__Records shown__
===
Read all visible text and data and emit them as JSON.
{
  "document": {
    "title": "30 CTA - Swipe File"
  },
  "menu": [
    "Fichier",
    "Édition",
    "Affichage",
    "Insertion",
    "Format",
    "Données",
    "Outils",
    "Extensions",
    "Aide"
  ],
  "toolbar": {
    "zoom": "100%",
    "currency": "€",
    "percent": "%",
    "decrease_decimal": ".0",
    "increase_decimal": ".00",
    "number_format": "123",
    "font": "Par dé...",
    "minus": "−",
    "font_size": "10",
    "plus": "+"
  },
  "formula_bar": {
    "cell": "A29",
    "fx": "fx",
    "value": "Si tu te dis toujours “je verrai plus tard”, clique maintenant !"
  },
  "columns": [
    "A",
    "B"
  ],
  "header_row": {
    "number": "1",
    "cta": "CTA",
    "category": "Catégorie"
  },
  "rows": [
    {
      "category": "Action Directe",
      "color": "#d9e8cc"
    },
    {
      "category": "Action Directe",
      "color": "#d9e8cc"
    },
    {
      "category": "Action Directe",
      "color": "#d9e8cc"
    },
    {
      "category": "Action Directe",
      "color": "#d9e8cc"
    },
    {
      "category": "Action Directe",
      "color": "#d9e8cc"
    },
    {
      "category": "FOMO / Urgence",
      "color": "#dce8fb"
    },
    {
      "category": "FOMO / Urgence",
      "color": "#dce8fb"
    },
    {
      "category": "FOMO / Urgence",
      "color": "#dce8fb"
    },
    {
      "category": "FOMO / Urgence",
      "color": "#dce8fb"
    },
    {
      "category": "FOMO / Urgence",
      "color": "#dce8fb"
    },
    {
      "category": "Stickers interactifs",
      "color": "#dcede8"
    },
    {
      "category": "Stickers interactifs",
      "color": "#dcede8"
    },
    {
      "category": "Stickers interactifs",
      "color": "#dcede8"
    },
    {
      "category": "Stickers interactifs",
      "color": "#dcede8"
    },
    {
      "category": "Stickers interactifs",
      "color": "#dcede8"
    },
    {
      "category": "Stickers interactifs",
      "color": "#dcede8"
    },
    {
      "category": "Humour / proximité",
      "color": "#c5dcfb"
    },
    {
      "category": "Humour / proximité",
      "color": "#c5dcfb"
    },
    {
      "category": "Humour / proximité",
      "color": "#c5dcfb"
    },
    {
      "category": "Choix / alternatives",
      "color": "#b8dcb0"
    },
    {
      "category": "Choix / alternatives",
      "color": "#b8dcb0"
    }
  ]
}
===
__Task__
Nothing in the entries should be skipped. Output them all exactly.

__Answer to this task__
Read all visible text and data and emit them as JSON.
{
  "document": {
    "title": "30 CTA - Swipe File"
  },
  "menu": [
    "Fichier",
    "Édition",
    "Affichage",
    "Insertion",
    "Format",
    "Données",
    "Outils",
    "Extensions",
    "Aide"
  ],
  "toolbar": {
    "zoom": "100%",
    "currency": "€",
    "percent": "%",
    "decrease_decimal": ".0",
    "increase_decimal": ".00",
    "number_format": "123",
    "font": "Par dé...",
    "minus": "−",
    "font_size": "10",
    "plus": "+"
  },
  "formula_bar": {
    "cell": "A29",
    "fx": "fx",
    "value": "Si tu te dis toujours “je verrai plus tard”, clique maintenant !"
  },
  "columns": [
    "A",
    "B"
  ],
  "header_row": {
    "number": "1",
    "cta": "CTA",
    "category": "Catégorie"
  },
  "rows": [
    {
      "category": "Action Directe",
      "color": "#d9e8cc"
    },
    {
      "category": "Action Directe",
      "color": "#d9e8cc"
    },
    {
      "category": "Action Directe",
      "color": "#d9e8cc"
    },
    {
      "category": "Action Directe",
      "color": "#d9e8cc"
    },
    {
      "category": "Action Directe",
      "color": "#d9e8cc"
    },
    {
      "category": "FOMO / Urgence",
      "color": "#dce8fb"
    },
    {
      "category": "FOMO / Urgence",
      "color": "#dce8fb"
    },
    {
      "category": "FOMO / Urgence",
      "color": "#dce8fb"
    },
    {
      "category": "FOMO / Urgence",
      "color": "#dce8fb"
    },
    {
      "category": "FOMO / Urgence",
      "color": "#dce8fb"
    },
    {
      "category": "Stickers interactifs",
      "color": "#dcede8"
    },
    {
      "category": "Stickers interactifs",
      "color": "#dcede8"
    },
    {
      "category": "Stickers interactifs",
      "color": "#dcede8"
    },
    {
      "category": "Stickers interactifs",
      "color": "#dcede8"
    },
    {
      "category": "Stickers interactifs",
      "color": "#dcede8"
    },
    {
      "category": "Stickers interactifs",
      "color": "#dcede8"
    },
    {
      "category": "Humour / proximité",
      "color": "#c5dcfb"
    },
    {
      "category": "Humour / proximité",
      "color": "#c5dcfb"
    },
    {
      "category": "Humour / proximité",
      "color": "#c5dcfb"
    },
    {
      "category": "Choix / alternatives",
      "color": "#b8dcb0"
    },
    {
      "category": "Choix / alternatives",
      "color": "#b8dcb0"
    }
  ]
}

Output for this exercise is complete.